Beloved took me to see Rachel Maddow speak at the Uptown Theater yesterday in support of Maddow's new book Drift: The Unmooring Of American Military Power.
Hell, I'm reasonably impressed when someone can regularly speak in full, well-composed sentences using a halfway decent vocabulary. Maddow speaks in full, well-composed paragraphs. Seriously, she can extemporize for several minutes on issues of profound complexity without a single "um" or "uh." Amazing.
Oddly enough, she claimed to find writing painful.
Maybe she should "write" by free-associating into a recorder, and let somebody else type it up. That unedited transcript would probably be better composed than most of today's polemics that have no doubt been tortured by multiple drafts, then rigorously edited for publication.
Anyway, one of the extraordinary points Maddow made was military contracting (in the form of private businesses performing all the military's support functions, e.g. building roads, peeling potatoes, washing uniforms, etc.) was sold to Congress and the Brass under little more than faith in the conservative dogma that the private sector can always do everything cheaper than the government.
This, of course, is almost never the case.
It's a super-complicated issue that's difficult to comprehend by laypeople and factotums ignorant of the finer points of business enterprise and management, but it has to do with the fact (and, dear reader, please do try to keep up here) that private companies always add costs to everything for the purpose of making what is known among the business cognoscenti as "profits."
I know! Like Congress, it's probably the first you've heard of this "profits" term, too. Amirite? Anyway, I would make the point that these "profits" are ultimately the reason why the government should not be run like a business, and also why it's safe to assume that anyone who believes otherwise is an intellectually facile dumbass.
But I digress.
Maddow then went on to say that waaaay back in 2007, Barack Obama and Hillary Clinton both campaigned for the presidency on getting rid of these sorts of military contractors. Having been stricken by the amnesia that is commonly the side-effect of extraordinary power, in the ensuing years, neither President Obama nor Secretary Clinton has demonstrated the slightest interest in even discussing the critical national security question of whether the United States government should remain dependent on private contractors to the extent that some private company might actually be able to decide whether or not the US military could logistically wage a war. And obviously, no Republican has any interest in revisiting the issue, since this cock-up was their brainchild. I've certainly never heard a Republican acknowledge this might be a problem.
So there's yet another critical issue where there is no daylight between the Democrats and Republicans, meaning that you cannot cast a vote for a candidate of either major party to express your view that, as a matter of public policy, you reject the ongoing privatization of the military.
Then, following Maddow, I made the mistake of watching 60 Minutes. Steve Kroft interviewed former US Attorney Anton Volukas, assigned by a federal bankruptcy judge to examine the cause of Lehman Brother's Investment Bank bankruptcy, a bankruptcy that caused the global economic collapse.
In the 60 Minutes segment, Volukas cogently explains Lehman's deliberate fraud.
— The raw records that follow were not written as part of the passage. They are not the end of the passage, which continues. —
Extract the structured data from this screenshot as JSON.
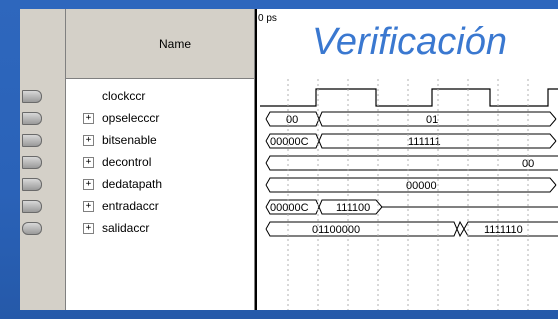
{
  "slide": {
    "title": "Verificación"
  },
  "waveform": {
    "name_header": "Name",
    "time_marker": "0 ps",
    "signals": [
      {
        "name": "clockccr",
        "kind": "clock",
        "expandable": false,
        "values": []
      },
      {
        "name": "opseleccc r",
        "kind": "bus",
        "expandable": true,
        "values": [
          "00",
          "01"
        ]
      },
      {
        "name": "bitsenable",
        "kind": "bus",
        "expandable": true,
        "values": [
          "00000C",
          "111111"
        ]
      },
      {
        "name": "decontrol",
        "kind": "bus",
        "expandable": true,
        "values": [
          "00"
        ]
      },
      {
        "name": "dedatapath",
        "kind": "bus",
        "expandable": true,
        "values": [
          "00000"
        ]
      },
      {
        "name": "entradaccr",
        "kind": "bus",
        "expandable": true,
        "values": [
          "00000C",
          "111100"
        ]
      },
      {
        "name": "salidaccr",
        "kind": "bus",
        "expandable": true,
        "values": [
          "01100000",
          "1111110"
        ]
      }
    ]
  }
}
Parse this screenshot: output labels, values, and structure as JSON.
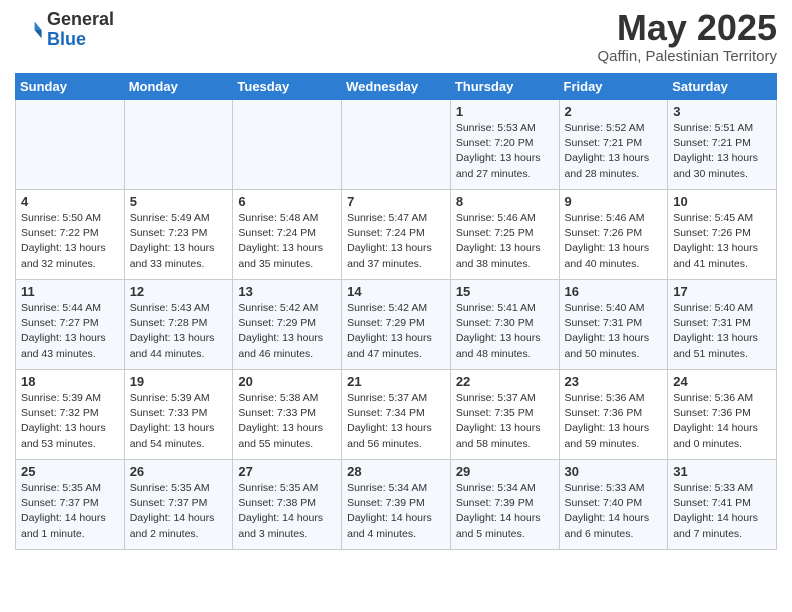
{
  "logo": {
    "general": "General",
    "blue": "Blue"
  },
  "header": {
    "month": "May 2025",
    "location": "Qaffin, Palestinian Territory"
  },
  "days_of_week": [
    "Sunday",
    "Monday",
    "Tuesday",
    "Wednesday",
    "Thursday",
    "Friday",
    "Saturday"
  ],
  "weeks": [
    [
      {
        "day": "",
        "info": ""
      },
      {
        "day": "",
        "info": ""
      },
      {
        "day": "",
        "info": ""
      },
      {
        "day": "",
        "info": ""
      },
      {
        "day": "1",
        "info": "Sunrise: 5:53 AM\nSunset: 7:20 PM\nDaylight: 13 hours\nand 27 minutes."
      },
      {
        "day": "2",
        "info": "Sunrise: 5:52 AM\nSunset: 7:21 PM\nDaylight: 13 hours\nand 28 minutes."
      },
      {
        "day": "3",
        "info": "Sunrise: 5:51 AM\nSunset: 7:21 PM\nDaylight: 13 hours\nand 30 minutes."
      }
    ],
    [
      {
        "day": "4",
        "info": "Sunrise: 5:50 AM\nSunset: 7:22 PM\nDaylight: 13 hours\nand 32 minutes."
      },
      {
        "day": "5",
        "info": "Sunrise: 5:49 AM\nSunset: 7:23 PM\nDaylight: 13 hours\nand 33 minutes."
      },
      {
        "day": "6",
        "info": "Sunrise: 5:48 AM\nSunset: 7:24 PM\nDaylight: 13 hours\nand 35 minutes."
      },
      {
        "day": "7",
        "info": "Sunrise: 5:47 AM\nSunset: 7:24 PM\nDaylight: 13 hours\nand 37 minutes."
      },
      {
        "day": "8",
        "info": "Sunrise: 5:46 AM\nSunset: 7:25 PM\nDaylight: 13 hours\nand 38 minutes."
      },
      {
        "day": "9",
        "info": "Sunrise: 5:46 AM\nSunset: 7:26 PM\nDaylight: 13 hours\nand 40 minutes."
      },
      {
        "day": "10",
        "info": "Sunrise: 5:45 AM\nSunset: 7:26 PM\nDaylight: 13 hours\nand 41 minutes."
      }
    ],
    [
      {
        "day": "11",
        "info": "Sunrise: 5:44 AM\nSunset: 7:27 PM\nDaylight: 13 hours\nand 43 minutes."
      },
      {
        "day": "12",
        "info": "Sunrise: 5:43 AM\nSunset: 7:28 PM\nDaylight: 13 hours\nand 44 minutes."
      },
      {
        "day": "13",
        "info": "Sunrise: 5:42 AM\nSunset: 7:29 PM\nDaylight: 13 hours\nand 46 minutes."
      },
      {
        "day": "14",
        "info": "Sunrise: 5:42 AM\nSunset: 7:29 PM\nDaylight: 13 hours\nand 47 minutes."
      },
      {
        "day": "15",
        "info": "Sunrise: 5:41 AM\nSunset: 7:30 PM\nDaylight: 13 hours\nand 48 minutes."
      },
      {
        "day": "16",
        "info": "Sunrise: 5:40 AM\nSunset: 7:31 PM\nDaylight: 13 hours\nand 50 minutes."
      },
      {
        "day": "17",
        "info": "Sunrise: 5:40 AM\nSunset: 7:31 PM\nDaylight: 13 hours\nand 51 minutes."
      }
    ],
    [
      {
        "day": "18",
        "info": "Sunrise: 5:39 AM\nSunset: 7:32 PM\nDaylight: 13 hours\nand 53 minutes."
      },
      {
        "day": "19",
        "info": "Sunrise: 5:39 AM\nSunset: 7:33 PM\nDaylight: 13 hours\nand 54 minutes."
      },
      {
        "day": "20",
        "info": "Sunrise: 5:38 AM\nSunset: 7:33 PM\nDaylight: 13 hours\nand 55 minutes."
      },
      {
        "day": "21",
        "info": "Sunrise: 5:37 AM\nSunset: 7:34 PM\nDaylight: 13 hours\nand 56 minutes."
      },
      {
        "day": "22",
        "info": "Sunrise: 5:37 AM\nSunset: 7:35 PM\nDaylight: 13 hours\nand 58 minutes."
      },
      {
        "day": "23",
        "info": "Sunrise: 5:36 AM\nSunset: 7:36 PM\nDaylight: 13 hours\nand 59 minutes."
      },
      {
        "day": "24",
        "info": "Sunrise: 5:36 AM\nSunset: 7:36 PM\nDaylight: 14 hours\nand 0 minutes."
      }
    ],
    [
      {
        "day": "25",
        "info": "Sunrise: 5:35 AM\nSunset: 7:37 PM\nDaylight: 14 hours\nand 1 minute."
      },
      {
        "day": "26",
        "info": "Sunrise: 5:35 AM\nSunset: 7:37 PM\nDaylight: 14 hours\nand 2 minutes."
      },
      {
        "day": "27",
        "info": "Sunrise: 5:35 AM\nSunset: 7:38 PM\nDaylight: 14 hours\nand 3 minutes."
      },
      {
        "day": "28",
        "info": "Sunrise: 5:34 AM\nSunset: 7:39 PM\nDaylight: 14 hours\nand 4 minutes."
      },
      {
        "day": "29",
        "info": "Sunrise: 5:34 AM\nSunset: 7:39 PM\nDaylight: 14 hours\nand 5 minutes."
      },
      {
        "day": "30",
        "info": "Sunrise: 5:33 AM\nSunset: 7:40 PM\nDaylight: 14 hours\nand 6 minutes."
      },
      {
        "day": "31",
        "info": "Sunrise: 5:33 AM\nSunset: 7:41 PM\nDaylight: 14 hours\nand 7 minutes."
      }
    ]
  ]
}
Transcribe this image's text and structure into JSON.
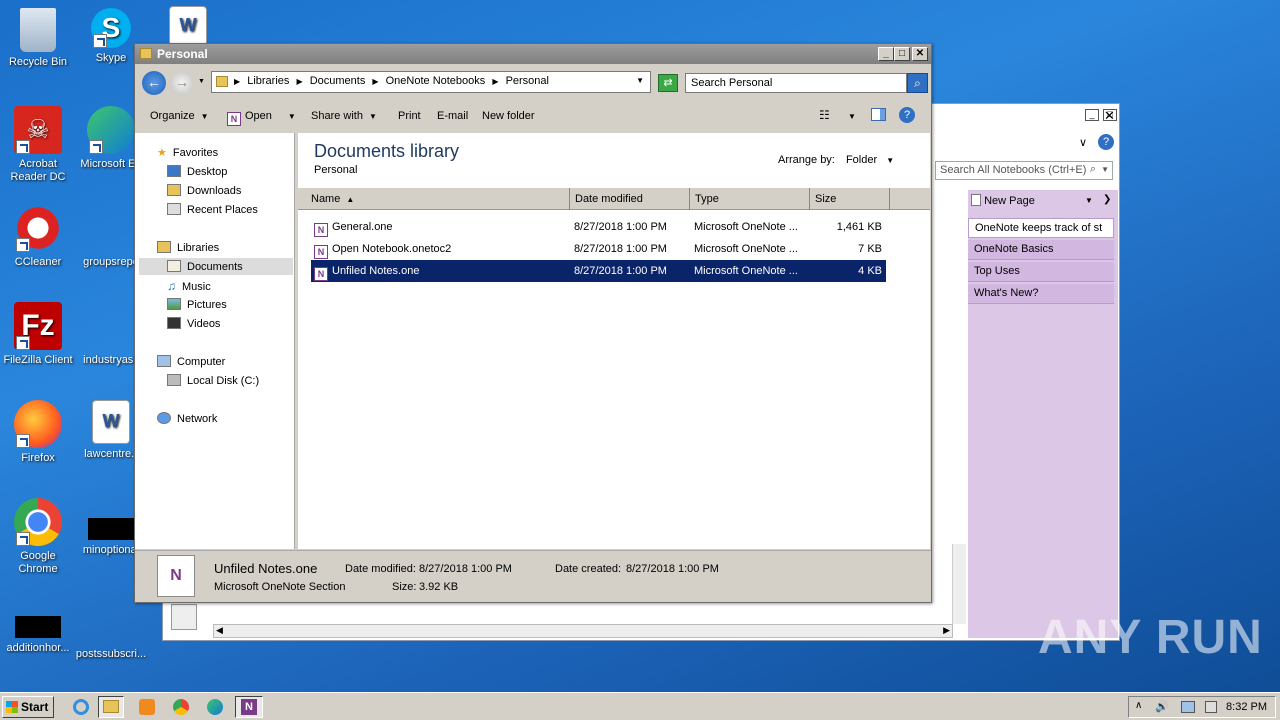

You can read the text of Volukas' report to the US Congress' House Committee on Financial Services here. His Congressional report distills into a mere 16 pages the 2,209 page report Volukas provided to the bankruptcy court. Despite the overwhelming evidence of fraud that Volukas compiled from 150 interviews and 35 million pages of documents, evidence he provided to the government two years ago, the government has steadfastly refused to prosecute any of the perpetrators of Lehman's astonishingly colossal financial fraud.
But come November, you can express your displeasure with this "hands-off the financial sector" public policy by choosing to vote for a presidential candidate from a major political party who will not tolerate titanic levels of economy crippling financial fraud abetted by lackadaisical SEC oversight.
Oh no, wait. You can't.
But should you have a mind to use your vote to register your dissatisfaction with our nation's cheerfully bipartisan and utterly catastrophic public policies relating to the financial sector, war-waging, national security, civil rights, health care, domestic surveillance, corporate immunity, wages, unions, foreign trade, foreign aid, regulatory oversight, pharmaceutical and prohibited drug policy, ad nauseam, ad infinitum, then your only choice is to vote against the status quo by voting third-party.
However, our Two-Party Duopoly has a plan for that, too.
That is why they politicize some bullshit issue like assault weapons bans or access to reproductive healthcare — to create the illusion that voting for a third-party is actually voting against your own interests. It isn't. The fact that either party would cheerfully deprive you of (to apply the examples above) your right to self-defense or your right to reproductive self-determination shouldn't inspire loyalty towards either party.
It should inspire revulsion towards both.
Now Playing For The Bargain Bin Blues… - Attentive reader Sean D. sends us news from afar about how afar Juicebox Jesus has a'fallen:
2 minutes ago